Records from a dataset
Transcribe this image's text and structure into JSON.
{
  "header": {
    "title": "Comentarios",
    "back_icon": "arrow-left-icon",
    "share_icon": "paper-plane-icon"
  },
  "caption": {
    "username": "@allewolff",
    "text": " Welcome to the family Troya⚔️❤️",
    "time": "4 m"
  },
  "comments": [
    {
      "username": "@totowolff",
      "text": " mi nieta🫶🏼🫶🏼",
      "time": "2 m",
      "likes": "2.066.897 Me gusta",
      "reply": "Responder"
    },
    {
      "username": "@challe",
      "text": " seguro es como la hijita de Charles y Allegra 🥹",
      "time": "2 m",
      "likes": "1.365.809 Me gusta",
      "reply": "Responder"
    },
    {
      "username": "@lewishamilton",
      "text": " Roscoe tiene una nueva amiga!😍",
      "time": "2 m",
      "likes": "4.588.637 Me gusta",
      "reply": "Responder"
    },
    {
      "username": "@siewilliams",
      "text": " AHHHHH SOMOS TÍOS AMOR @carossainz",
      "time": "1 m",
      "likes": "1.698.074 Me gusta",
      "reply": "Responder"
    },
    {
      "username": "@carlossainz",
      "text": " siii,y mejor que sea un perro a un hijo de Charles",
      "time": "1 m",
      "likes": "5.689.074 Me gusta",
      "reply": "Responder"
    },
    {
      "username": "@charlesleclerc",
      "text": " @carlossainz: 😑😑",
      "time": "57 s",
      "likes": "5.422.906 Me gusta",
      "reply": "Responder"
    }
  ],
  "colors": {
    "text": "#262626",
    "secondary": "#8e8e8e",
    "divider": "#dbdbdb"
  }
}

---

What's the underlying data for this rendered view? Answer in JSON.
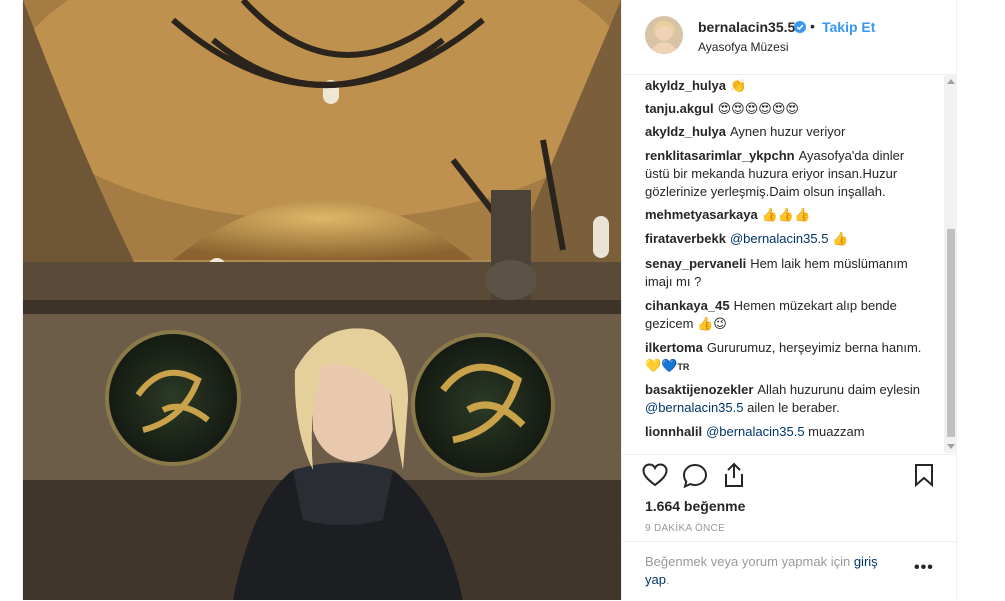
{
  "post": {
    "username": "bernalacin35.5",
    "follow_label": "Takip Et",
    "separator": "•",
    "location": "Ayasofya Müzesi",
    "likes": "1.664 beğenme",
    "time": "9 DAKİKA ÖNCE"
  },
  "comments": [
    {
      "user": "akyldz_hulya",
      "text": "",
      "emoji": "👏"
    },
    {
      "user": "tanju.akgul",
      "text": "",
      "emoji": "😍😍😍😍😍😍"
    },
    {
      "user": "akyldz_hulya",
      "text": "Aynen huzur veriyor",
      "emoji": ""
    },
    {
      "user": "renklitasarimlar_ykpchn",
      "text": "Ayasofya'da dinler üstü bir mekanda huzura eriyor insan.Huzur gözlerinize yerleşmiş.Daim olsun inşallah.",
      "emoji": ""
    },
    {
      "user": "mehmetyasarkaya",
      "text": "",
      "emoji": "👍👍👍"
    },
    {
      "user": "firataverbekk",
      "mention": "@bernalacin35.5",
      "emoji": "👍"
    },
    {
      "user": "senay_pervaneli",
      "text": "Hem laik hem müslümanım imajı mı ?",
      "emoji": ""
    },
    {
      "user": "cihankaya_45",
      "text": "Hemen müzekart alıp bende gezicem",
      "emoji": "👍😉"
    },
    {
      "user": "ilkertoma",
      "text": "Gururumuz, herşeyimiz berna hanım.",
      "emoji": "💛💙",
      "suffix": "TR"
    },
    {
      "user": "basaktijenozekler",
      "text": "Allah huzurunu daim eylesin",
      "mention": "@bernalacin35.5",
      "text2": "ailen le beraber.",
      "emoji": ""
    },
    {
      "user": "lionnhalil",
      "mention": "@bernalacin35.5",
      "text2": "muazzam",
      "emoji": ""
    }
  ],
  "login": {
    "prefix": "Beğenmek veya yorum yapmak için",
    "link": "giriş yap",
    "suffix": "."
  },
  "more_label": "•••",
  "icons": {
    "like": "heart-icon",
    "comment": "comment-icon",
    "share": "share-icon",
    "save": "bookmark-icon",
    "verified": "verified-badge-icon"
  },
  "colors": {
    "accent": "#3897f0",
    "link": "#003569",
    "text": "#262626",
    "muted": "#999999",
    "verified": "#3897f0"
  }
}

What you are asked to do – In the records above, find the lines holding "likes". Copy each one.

Final answer –
      "likes": "2.066.897 Me gusta",
      "likes": "1.365.809 Me gusta",
      "likes": "4.588.637 Me gusta",
      "likes": "1.698.074 Me gusta",
      "likes": "5.689.074 Me gusta",
      "likes": "5.422.906 Me gusta",
    "likes": "1.664 beğenme",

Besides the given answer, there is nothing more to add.